__PROVIDED RECORDS__.

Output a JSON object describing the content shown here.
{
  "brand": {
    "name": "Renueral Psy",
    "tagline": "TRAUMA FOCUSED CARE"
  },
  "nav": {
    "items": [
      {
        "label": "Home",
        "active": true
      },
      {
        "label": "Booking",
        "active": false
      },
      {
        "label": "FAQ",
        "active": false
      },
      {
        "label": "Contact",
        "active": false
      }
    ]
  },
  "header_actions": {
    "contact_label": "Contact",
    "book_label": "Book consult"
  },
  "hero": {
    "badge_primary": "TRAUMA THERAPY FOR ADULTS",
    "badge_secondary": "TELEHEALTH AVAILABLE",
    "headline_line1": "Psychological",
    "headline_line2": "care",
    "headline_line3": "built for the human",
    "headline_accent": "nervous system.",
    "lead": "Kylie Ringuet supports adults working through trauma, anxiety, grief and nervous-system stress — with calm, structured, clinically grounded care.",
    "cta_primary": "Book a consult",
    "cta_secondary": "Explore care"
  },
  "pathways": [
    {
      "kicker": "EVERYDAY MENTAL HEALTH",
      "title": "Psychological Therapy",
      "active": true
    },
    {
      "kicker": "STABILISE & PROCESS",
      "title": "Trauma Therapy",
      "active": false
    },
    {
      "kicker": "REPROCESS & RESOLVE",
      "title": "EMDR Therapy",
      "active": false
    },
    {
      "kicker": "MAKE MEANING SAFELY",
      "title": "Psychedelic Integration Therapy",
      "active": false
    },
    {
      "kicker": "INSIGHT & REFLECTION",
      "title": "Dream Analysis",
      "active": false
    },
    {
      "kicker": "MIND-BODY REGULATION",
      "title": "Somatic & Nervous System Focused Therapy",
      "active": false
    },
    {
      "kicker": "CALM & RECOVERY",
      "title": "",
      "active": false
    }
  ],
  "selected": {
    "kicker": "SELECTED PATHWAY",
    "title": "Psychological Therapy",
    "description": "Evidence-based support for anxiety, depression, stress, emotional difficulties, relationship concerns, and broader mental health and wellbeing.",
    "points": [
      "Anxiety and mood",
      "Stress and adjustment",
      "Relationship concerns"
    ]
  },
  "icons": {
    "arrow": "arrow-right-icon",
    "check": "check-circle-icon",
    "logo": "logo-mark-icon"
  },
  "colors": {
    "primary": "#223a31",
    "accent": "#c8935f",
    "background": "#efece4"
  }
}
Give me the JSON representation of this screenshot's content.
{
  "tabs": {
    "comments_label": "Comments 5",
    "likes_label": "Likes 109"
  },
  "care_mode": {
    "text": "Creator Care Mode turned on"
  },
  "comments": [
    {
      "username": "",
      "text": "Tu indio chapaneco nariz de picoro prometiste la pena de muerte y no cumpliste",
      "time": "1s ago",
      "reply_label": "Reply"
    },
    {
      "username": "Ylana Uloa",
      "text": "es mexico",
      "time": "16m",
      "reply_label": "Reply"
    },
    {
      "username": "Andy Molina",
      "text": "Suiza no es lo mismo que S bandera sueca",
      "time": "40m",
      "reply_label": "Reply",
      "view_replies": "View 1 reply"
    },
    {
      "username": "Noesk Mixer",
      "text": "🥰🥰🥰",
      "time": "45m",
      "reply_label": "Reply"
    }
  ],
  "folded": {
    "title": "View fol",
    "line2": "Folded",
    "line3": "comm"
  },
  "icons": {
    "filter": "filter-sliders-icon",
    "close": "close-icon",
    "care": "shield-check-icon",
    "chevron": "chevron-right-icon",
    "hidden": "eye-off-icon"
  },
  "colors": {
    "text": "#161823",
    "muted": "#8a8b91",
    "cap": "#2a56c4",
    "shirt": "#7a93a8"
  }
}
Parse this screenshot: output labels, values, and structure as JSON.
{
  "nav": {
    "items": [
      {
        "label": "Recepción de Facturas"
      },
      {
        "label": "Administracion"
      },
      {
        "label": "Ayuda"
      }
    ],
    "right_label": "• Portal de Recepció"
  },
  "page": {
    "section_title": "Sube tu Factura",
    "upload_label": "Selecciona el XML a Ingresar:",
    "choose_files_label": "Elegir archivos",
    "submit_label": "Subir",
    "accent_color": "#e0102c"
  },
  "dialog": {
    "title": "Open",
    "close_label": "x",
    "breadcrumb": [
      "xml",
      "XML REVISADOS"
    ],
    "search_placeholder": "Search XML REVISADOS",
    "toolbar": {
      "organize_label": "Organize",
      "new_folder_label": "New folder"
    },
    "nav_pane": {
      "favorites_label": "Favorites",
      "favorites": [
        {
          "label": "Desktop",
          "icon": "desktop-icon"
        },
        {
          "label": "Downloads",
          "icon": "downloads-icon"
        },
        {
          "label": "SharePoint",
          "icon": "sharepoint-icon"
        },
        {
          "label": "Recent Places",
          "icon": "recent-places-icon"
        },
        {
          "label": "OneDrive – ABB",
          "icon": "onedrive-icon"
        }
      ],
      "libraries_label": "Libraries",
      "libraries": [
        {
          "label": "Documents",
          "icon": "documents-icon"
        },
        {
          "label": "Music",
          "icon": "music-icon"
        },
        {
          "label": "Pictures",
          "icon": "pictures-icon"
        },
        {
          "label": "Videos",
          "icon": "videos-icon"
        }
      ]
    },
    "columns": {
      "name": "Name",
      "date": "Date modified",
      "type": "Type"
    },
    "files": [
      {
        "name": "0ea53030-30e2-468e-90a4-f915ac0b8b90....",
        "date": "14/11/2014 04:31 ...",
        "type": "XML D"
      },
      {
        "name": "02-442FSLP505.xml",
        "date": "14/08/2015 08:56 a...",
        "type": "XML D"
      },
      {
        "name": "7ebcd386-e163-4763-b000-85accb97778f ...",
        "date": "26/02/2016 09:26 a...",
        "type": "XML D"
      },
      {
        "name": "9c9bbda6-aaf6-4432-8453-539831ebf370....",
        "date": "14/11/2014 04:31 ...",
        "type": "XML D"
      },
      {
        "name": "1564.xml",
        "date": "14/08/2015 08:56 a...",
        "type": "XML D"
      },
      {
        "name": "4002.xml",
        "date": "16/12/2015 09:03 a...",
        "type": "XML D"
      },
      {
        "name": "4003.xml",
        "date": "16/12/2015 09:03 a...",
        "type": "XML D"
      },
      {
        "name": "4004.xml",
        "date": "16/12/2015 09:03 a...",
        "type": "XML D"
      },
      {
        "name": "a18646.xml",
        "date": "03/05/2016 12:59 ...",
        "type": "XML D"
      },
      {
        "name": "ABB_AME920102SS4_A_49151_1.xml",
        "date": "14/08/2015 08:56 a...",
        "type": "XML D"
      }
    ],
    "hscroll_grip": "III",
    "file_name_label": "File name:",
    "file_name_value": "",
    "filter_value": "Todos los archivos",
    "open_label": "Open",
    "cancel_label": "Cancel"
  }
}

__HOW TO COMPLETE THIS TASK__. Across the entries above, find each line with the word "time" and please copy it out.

__WRITTEN ANSWER__.
      "time": "1s ago",
      "time": "16m",
      "time": "40m",
      "time": "45m",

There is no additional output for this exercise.